> _Problem requirements_:
Please return the listing below exactly, without any of its pictures.

> _Dataset content_:
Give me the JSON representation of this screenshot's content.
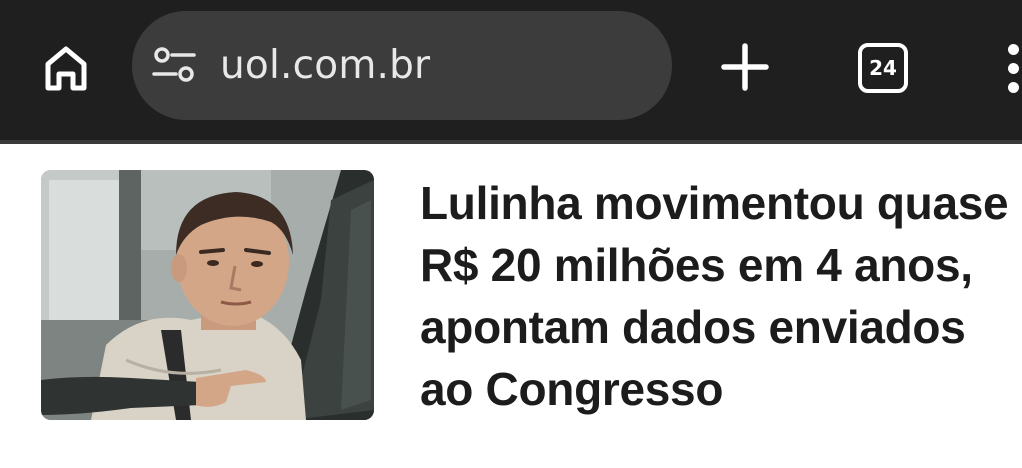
{
  "browser": {
    "url": "uol.com.br",
    "tab_count": "24"
  },
  "article": {
    "headline": "Lulinha movimentou quase\nR$ 20 milhões em 4 anos,\napontam dados enviados\nao Congresso"
  }
}
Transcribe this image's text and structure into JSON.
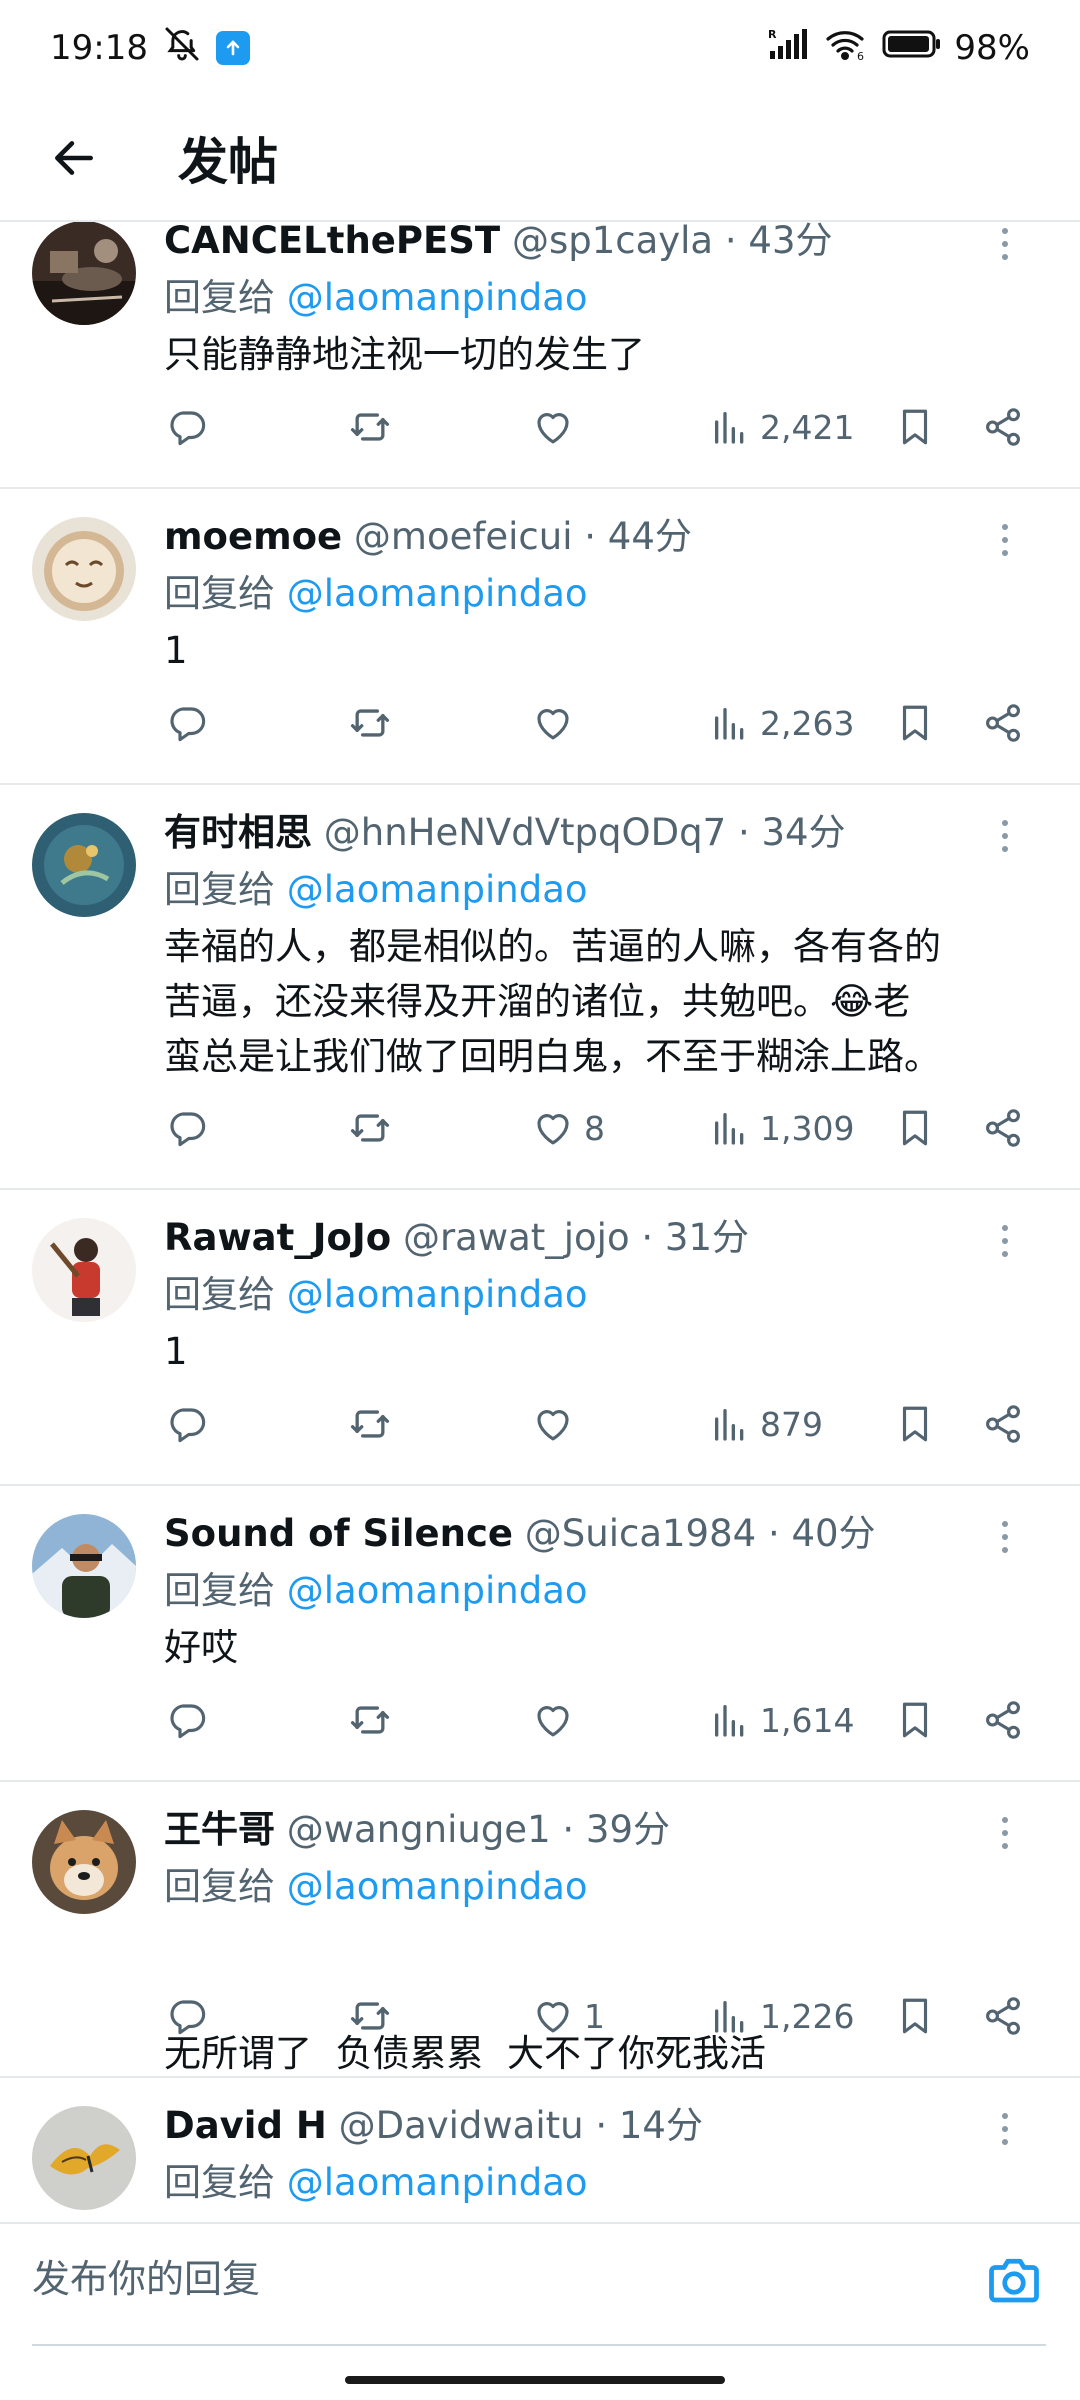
{
  "status_bar": {
    "time": "19:18",
    "battery_pct": "98%"
  },
  "header": {
    "title": "发帖"
  },
  "reply_prefix": "回复给",
  "replying_to": "@laomanpindao",
  "tweets": [
    {
      "name": "CANCELthePEST",
      "handle": "@sp1cayla",
      "time": "· 43分",
      "text_lines": [
        "只能静静地注视一切的发生了"
      ],
      "likes": "",
      "views": "2,421"
    },
    {
      "name": "moemoe",
      "handle": "@moefeicui",
      "time": "· 44分",
      "text_lines": [
        "1"
      ],
      "likes": "",
      "views": "2,263"
    },
    {
      "name": "有时相思",
      "handle": "@hnHeNVdVtpqODq7",
      "time": "· 34分",
      "text_lines": [
        "幸福的人，都是相似的。苦逼的人嘛，各有各的",
        "苦逼，还没来得及开溜的诸位，共勉吧。",
        "蛮总是让我们做了回明白鬼，不至于糊涂上路。"
      ],
      "emoji": "😂",
      "emoji_tail": "老",
      "likes": "8",
      "views": "1,309"
    },
    {
      "name": "Rawat_JoJo",
      "handle": "@rawat_jojo",
      "time": "· 31分",
      "text_lines": [
        "1"
      ],
      "likes": "",
      "views": "879"
    },
    {
      "name": "Sound of Silence",
      "handle": "@Suica1984",
      "time": "· 40分",
      "text_lines": [
        "好哎"
      ],
      "likes": "",
      "views": "1,614"
    },
    {
      "name": "王牛哥",
      "handle": "@wangniuge1",
      "time": "· 39分",
      "text_lines": [
        "无所谓了  负债累累  大不了你死我活"
      ],
      "likes": "1",
      "views": "1,226"
    },
    {
      "name": "David H",
      "handle": "@Davidwaitu",
      "time": "· 14分",
      "text_lines": [],
      "likes": "",
      "views": ""
    }
  ],
  "composer": {
    "placeholder": "发布你的回复"
  },
  "colors": {
    "accent": "#1d9bf0",
    "text": "#0f1419",
    "secondary": "#536471",
    "divider": "#e6e9ec"
  }
}
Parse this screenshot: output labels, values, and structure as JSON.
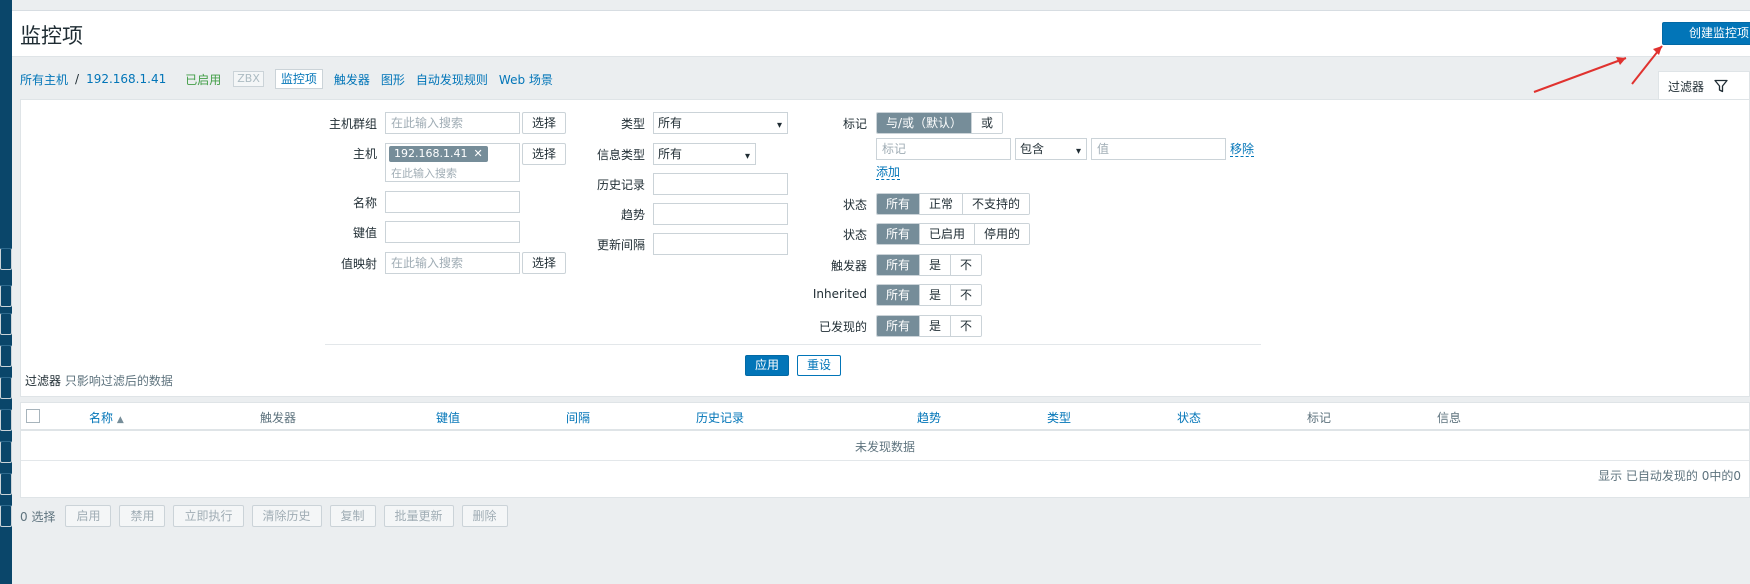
{
  "header": {
    "title": "监控项",
    "create_button": "创建监控项"
  },
  "breadcrumb": {
    "all_hosts": "所有主机",
    "separator": "/",
    "host": "192.168.1.41",
    "status": "已启用",
    "zbx": "ZBX",
    "tabs": [
      "监控项",
      "触发器",
      "图形",
      "自动发现规则",
      "Web 场景"
    ]
  },
  "filter_tab": {
    "label": "过滤器",
    "icon": "funnel-icon"
  },
  "filter": {
    "host_groups": {
      "label": "主机群组",
      "placeholder": "在此输入搜索",
      "select": "选择"
    },
    "hosts": {
      "label": "主机",
      "chip": "192.168.1.41",
      "placeholder": "在此输入搜索",
      "select": "选择"
    },
    "name": {
      "label": "名称",
      "value": ""
    },
    "key": {
      "label": "键值",
      "value": ""
    },
    "value_mapping": {
      "label": "值映射",
      "placeholder": "在此输入搜索",
      "select": "选择"
    },
    "type": {
      "label": "类型",
      "value": "所有"
    },
    "info_type": {
      "label": "信息类型",
      "value": "所有"
    },
    "history": {
      "label": "历史记录",
      "value": ""
    },
    "trends": {
      "label": "趋势",
      "value": ""
    },
    "update_interval": {
      "label": "更新间隔",
      "value": ""
    },
    "tags": {
      "label": "标记",
      "mode_options": [
        "与/或（默认）",
        "或"
      ],
      "tag_placeholder": "标记",
      "operator": "包含",
      "value_placeholder": "值",
      "remove": "移除",
      "add": "添加"
    },
    "state": {
      "label": "状态",
      "options": [
        "所有",
        "正常",
        "不支持的"
      ]
    },
    "status": {
      "label": "状态",
      "options": [
        "所有",
        "已启用",
        "停用的"
      ]
    },
    "triggers": {
      "label": "触发器",
      "options": [
        "所有",
        "是",
        "不"
      ]
    },
    "inherited": {
      "label": "Inherited",
      "options": [
        "所有",
        "是",
        "不"
      ]
    },
    "discovered": {
      "label": "已发现的",
      "options": [
        "所有",
        "是",
        "不"
      ]
    },
    "apply": "应用",
    "reset": "重设"
  },
  "filter_note": {
    "bold": "过滤器",
    "text": "只影响过滤后的数据"
  },
  "table": {
    "columns": [
      "名称",
      "触发器",
      "键值",
      "间隔",
      "历史记录",
      "趋势",
      "类型",
      "状态",
      "标记",
      "信息"
    ],
    "sort_indicator": "▲",
    "empty": "未发现数据",
    "footer": "显示 已自动发现的 0中的0"
  },
  "actions": {
    "selected": "0 选择",
    "buttons": [
      "启用",
      "禁用",
      "立即执行",
      "清除历史",
      "复制",
      "批量更新",
      "删除"
    ]
  },
  "colors": {
    "primary": "#0275b8",
    "enabled_green": "#429e47",
    "segment_active": "#768d99",
    "annotation_red": "#e0322f"
  }
}
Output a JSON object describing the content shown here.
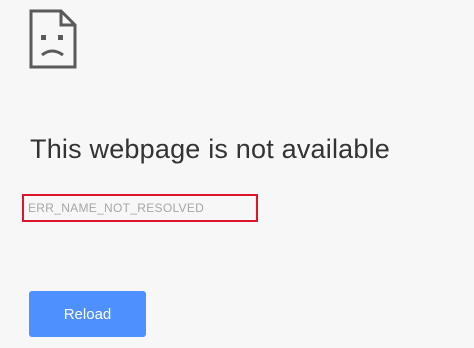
{
  "error_page": {
    "icon": "sad-page-icon",
    "heading": "This webpage is not available",
    "error_code": "ERR_NAME_NOT_RESOLVED",
    "reload_label": "Reload",
    "highlight_color": "#e0152b",
    "button_color": "#4d90fe"
  }
}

> _Result below_:
Give me the JSON representation of this screenshot's content.
{
  "browser": {
    "url": "uol.com.br",
    "tab_count": "24"
  },
  "article": {
    "headline": "Lulinha movimentou quase\nR$ 20 milhões em 4 anos,\napontam dados enviados\nao Congresso"
  }
}
Transcribe this image's text and structure into JSON.
{
  "status_bar": {
    "time": "19:18",
    "battery_pct": "98%"
  },
  "header": {
    "title": "发帖"
  },
  "reply_prefix": "回复给",
  "replying_to": "@laomanpindao",
  "tweets": [
    {
      "name": "CANCELthePEST",
      "handle": "@sp1cayla",
      "time": "· 43分",
      "text_lines": [
        "只能静静地注视一切的发生了"
      ],
      "likes": "",
      "views": "2,421"
    },
    {
      "name": "moemoe",
      "handle": "@moefeicui",
      "time": "· 44分",
      "text_lines": [
        "1"
      ],
      "likes": "",
      "views": "2,263"
    },
    {
      "name": "有时相思",
      "handle": "@hnHeNVdVtpqODq7",
      "time": "· 34分",
      "text_lines": [
        "幸福的人，都是相似的。苦逼的人嘛，各有各的",
        "苦逼，还没来得及开溜的诸位，共勉吧。",
        "蛮总是让我们做了回明白鬼，不至于糊涂上路。"
      ],
      "emoji": "😂",
      "emoji_tail": "老",
      "likes": "8",
      "views": "1,309"
    },
    {
      "name": "Rawat_JoJo",
      "handle": "@rawat_jojo",
      "time": "· 31分",
      "text_lines": [
        "1"
      ],
      "likes": "",
      "views": "879"
    },
    {
      "name": "Sound of Silence",
      "handle": "@Suica1984",
      "time": "· 40分",
      "text_lines": [
        "好哎"
      ],
      "likes": "",
      "views": "1,614"
    },
    {
      "name": "王牛哥",
      "handle": "@wangniuge1",
      "time": "· 39分",
      "text_lines": [
        "无所谓了  负债累累  大不了你死我活"
      ],
      "likes": "1",
      "views": "1,226"
    },
    {
      "name": "David H",
      "handle": "@Davidwaitu",
      "time": "· 14分",
      "text_lines": [],
      "likes": "",
      "views": ""
    }
  ],
  "composer": {
    "placeholder": "发布你的回复"
  },
  "colors": {
    "accent": "#1d9bf0",
    "text": "#0f1419",
    "secondary": "#536471",
    "divider": "#e6e9ec"
  }
}
Parse this screenshot: output labels, values, and structure as JSON.
{
  "header": {
    "title": "监控项",
    "create_button": "创建监控项"
  },
  "breadcrumb": {
    "all_hosts": "所有主机",
    "separator": "/",
    "host": "192.168.1.41",
    "status": "已启用",
    "zbx": "ZBX",
    "tabs": [
      "监控项",
      "触发器",
      "图形",
      "自动发现规则",
      "Web 场景"
    ]
  },
  "filter_tab": {
    "label": "过滤器",
    "icon": "funnel-icon"
  },
  "filter": {
    "host_groups": {
      "label": "主机群组",
      "placeholder": "在此输入搜索",
      "select": "选择"
    },
    "hosts": {
      "label": "主机",
      "chip": "192.168.1.41",
      "placeholder": "在此输入搜索",
      "select": "选择"
    },
    "name": {
      "label": "名称",
      "value": ""
    },
    "key": {
      "label": "键值",
      "value": ""
    },
    "value_mapping": {
      "label": "值映射",
      "placeholder": "在此输入搜索",
      "select": "选择"
    },
    "type": {
      "label": "类型",
      "value": "所有"
    },
    "info_type": {
      "label": "信息类型",
      "value": "所有"
    },
    "history": {
      "label": "历史记录",
      "value": ""
    },
    "trends": {
      "label": "趋势",
      "value": ""
    },
    "update_interval": {
      "label": "更新间隔",
      "value": ""
    },
    "tags": {
      "label": "标记",
      "mode_options": [
        "与/或（默认）",
        "或"
      ],
      "tag_placeholder": "标记",
      "operator": "包含",
      "value_placeholder": "值",
      "remove": "移除",
      "add": "添加"
    },
    "state": {
      "label": "状态",
      "options": [
        "所有",
        "正常",
        "不支持的"
      ]
    },
    "status": {
      "label": "状态",
      "options": [
        "所有",
        "已启用",
        "停用的"
      ]
    },
    "triggers": {
      "label": "触发器",
      "options": [
        "所有",
        "是",
        "不"
      ]
    },
    "inherited": {
      "label": "Inherited",
      "options": [
        "所有",
        "是",
        "不"
      ]
    },
    "discovered": {
      "label": "已发现的",
      "options": [
        "所有",
        "是",
        "不"
      ]
    },
    "apply": "应用",
    "reset": "重设"
  },
  "filter_note": {
    "bold": "过滤器",
    "text": "只影响过滤后的数据"
  },
  "table": {
    "columns": [
      "名称",
      "触发器",
      "键值",
      "间隔",
      "历史记录",
      "趋势",
      "类型",
      "状态",
      "标记",
      "信息"
    ],
    "sort_indicator": "▲",
    "empty": "未发现数据",
    "footer": "显示 已自动发现的 0中的0"
  },
  "actions": {
    "selected": "0 选择",
    "buttons": [
      "启用",
      "禁用",
      "立即执行",
      "清除历史",
      "复制",
      "批量更新",
      "删除"
    ]
  },
  "colors": {
    "primary": "#0275b8",
    "enabled_green": "#429e47",
    "segment_active": "#768d99",
    "annotation_red": "#e0322f"
  }
}
Output a JSON object describing the content shown here.
{
  "error_page": {
    "icon": "sad-page-icon",
    "heading": "This webpage is not available",
    "error_code": "ERR_NAME_NOT_RESOLVED",
    "reload_label": "Reload",
    "highlight_color": "#e0152b",
    "button_color": "#4d90fe"
  }
}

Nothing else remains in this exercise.